MLB made a switch this year, sending the problematic nomenclature of the DL packing, and replacing it with the Injured List.
And the New York Yankees, ever the gentlemen with their cleanly shorn faces, are playing the part of good hosts.
Just a week into the season, the otherwise terrifying Yankees squad has a whopping 11 players on the IL. And we’re not talking fringe 40-man roster guys who are being stored on the 60-day IL just because. Here’s the list:
Now, the Bronx Bombers weren’t hit by a plague at the start of the season - they’ve come about their IL trips in myriad ways. Some, like Gregorious and Montgomery, and still recovering from Tommy John surgery that occurred during the 2018 season. Others, like Severino, have been flirting with health but haven’t quite been able to get there. And still others, like Stanton and Tulowitzki, simply couldn’t make it through opening week unscathed.
You almost admire their creativity in finding ways to get on the IL.

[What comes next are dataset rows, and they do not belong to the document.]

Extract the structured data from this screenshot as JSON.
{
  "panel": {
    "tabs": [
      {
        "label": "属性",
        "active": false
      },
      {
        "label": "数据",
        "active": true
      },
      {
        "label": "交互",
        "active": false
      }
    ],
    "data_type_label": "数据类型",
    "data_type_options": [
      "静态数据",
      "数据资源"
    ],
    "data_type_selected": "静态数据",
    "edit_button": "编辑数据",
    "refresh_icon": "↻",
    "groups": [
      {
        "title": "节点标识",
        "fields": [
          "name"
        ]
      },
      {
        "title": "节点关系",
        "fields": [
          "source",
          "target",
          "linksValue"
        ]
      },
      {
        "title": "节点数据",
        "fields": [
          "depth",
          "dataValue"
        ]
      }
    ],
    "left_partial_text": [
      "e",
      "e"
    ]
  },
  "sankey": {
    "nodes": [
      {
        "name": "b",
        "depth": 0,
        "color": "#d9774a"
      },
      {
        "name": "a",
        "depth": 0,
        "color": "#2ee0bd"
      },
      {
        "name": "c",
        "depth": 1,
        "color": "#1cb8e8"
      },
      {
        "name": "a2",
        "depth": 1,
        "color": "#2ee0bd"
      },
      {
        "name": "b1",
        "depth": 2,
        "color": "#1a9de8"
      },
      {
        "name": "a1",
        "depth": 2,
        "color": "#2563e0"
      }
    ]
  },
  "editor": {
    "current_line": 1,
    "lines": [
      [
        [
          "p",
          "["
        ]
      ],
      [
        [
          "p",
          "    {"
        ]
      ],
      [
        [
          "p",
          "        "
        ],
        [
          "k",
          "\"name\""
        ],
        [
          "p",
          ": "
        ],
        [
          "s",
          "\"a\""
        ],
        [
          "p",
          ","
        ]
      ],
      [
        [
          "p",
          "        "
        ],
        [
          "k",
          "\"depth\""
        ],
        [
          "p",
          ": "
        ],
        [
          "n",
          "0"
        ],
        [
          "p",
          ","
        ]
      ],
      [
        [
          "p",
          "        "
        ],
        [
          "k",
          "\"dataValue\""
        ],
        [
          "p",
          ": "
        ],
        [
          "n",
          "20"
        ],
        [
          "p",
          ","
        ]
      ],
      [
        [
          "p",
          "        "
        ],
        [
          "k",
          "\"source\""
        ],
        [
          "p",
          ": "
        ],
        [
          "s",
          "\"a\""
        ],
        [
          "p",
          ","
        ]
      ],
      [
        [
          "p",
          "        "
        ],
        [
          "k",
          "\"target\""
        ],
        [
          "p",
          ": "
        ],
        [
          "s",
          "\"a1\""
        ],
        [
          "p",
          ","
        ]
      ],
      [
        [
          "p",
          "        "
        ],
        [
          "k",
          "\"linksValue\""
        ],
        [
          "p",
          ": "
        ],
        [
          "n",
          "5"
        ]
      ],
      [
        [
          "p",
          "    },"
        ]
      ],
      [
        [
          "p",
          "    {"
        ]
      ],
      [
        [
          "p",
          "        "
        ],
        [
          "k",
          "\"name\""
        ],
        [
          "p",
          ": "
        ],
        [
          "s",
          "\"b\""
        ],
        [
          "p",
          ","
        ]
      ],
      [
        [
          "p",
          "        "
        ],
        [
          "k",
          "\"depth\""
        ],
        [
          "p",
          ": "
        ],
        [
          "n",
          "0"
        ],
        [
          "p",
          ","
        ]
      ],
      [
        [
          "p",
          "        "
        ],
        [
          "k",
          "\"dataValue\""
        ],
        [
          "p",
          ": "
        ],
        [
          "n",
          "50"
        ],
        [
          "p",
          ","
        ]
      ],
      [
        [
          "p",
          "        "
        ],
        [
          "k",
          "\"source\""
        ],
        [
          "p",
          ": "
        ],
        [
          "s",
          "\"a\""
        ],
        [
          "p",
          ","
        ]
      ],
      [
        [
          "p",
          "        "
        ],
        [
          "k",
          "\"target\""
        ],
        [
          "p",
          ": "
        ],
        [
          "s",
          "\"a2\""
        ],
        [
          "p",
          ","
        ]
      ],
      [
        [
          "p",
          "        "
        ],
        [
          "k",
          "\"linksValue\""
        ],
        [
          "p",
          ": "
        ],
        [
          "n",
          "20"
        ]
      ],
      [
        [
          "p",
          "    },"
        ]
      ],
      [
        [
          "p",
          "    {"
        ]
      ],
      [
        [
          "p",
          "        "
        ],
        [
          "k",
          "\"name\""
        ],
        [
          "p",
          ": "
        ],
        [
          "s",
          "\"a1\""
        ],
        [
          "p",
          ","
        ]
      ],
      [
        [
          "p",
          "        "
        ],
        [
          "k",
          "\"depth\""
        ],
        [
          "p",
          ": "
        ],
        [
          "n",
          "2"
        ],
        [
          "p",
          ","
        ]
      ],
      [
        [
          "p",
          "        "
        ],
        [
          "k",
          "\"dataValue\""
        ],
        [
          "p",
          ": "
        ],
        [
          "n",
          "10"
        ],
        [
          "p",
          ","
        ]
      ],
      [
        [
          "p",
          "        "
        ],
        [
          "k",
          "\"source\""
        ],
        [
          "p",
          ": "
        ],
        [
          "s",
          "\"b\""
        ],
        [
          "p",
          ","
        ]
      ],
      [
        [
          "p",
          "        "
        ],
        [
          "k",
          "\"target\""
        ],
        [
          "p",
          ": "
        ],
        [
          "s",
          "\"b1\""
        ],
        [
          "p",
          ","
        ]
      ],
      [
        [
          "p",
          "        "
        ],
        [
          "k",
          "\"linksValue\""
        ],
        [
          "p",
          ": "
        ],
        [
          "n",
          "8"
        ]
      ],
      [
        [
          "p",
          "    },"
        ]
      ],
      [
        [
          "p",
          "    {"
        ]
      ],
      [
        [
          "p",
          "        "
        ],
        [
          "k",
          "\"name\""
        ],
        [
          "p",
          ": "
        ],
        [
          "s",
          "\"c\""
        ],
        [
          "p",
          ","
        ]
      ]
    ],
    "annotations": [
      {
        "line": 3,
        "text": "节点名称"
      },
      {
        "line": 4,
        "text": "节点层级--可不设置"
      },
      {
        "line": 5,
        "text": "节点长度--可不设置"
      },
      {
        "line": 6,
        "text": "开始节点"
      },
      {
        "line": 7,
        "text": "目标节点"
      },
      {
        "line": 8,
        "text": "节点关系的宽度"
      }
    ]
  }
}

Naturally, the loss of these players hurts New York. Those 11 players combined for 30.5 WAR last year (or, in the case of those who missed last season, 2017). To put that in perspective, the nine players that took the field on Opening Day for the San Francisco Giants combined for 9.0 WAR last year.
If the Yankees IL decided to secede from the Steinbrenners, they would be able to form a baseball team much better than what the Giants are currently offering. That’s how much talent is missing.
While injuries are never worth cheering, competitive baseball is. And the Yankees loss has been the gain of a few other teams - namely the Tampa Bay Rays.
The Rays entered the season in an odd position. Many counted on them to be among the best teams in the American League, but they played in a division with two teams that held very legitimate aspirations of 100 wins.
But then the Yankees went and got themselves an injured player for every two healthy ones. And the Boston Red Sox decided they’re not yet ready for a championship hangover - they’re still drunk.
And just like that, the funny-shaped door in the AL East is open for the Rays. After beating the Giants on Friday, the Rays moved to 6-2, with a healthy lead over both the Yankees and the Red Sox.
It’s a long season. But it’s already 5% of the way over, and this 5% is as important as any other 5%. Yes, even that 5%. And in order to win, you need breaks. You make some of those breaks, and you stumble across others along the way.
The Yankees could get healthy and run away with the division by mid-May. The Red Sox could wake up, start playing the way we all expect them to do, and rattle off 17 wins in their next 20 games.
But for now, New York’s insistence on getting to know the newfangled place for injured players, and Boston’s insistence on sleepwalking into the season, and Tampa Bay’s insistence on . . . well . . . being a good baseball team, means the AL East, with its enormity of talent, could be a fun race to watch.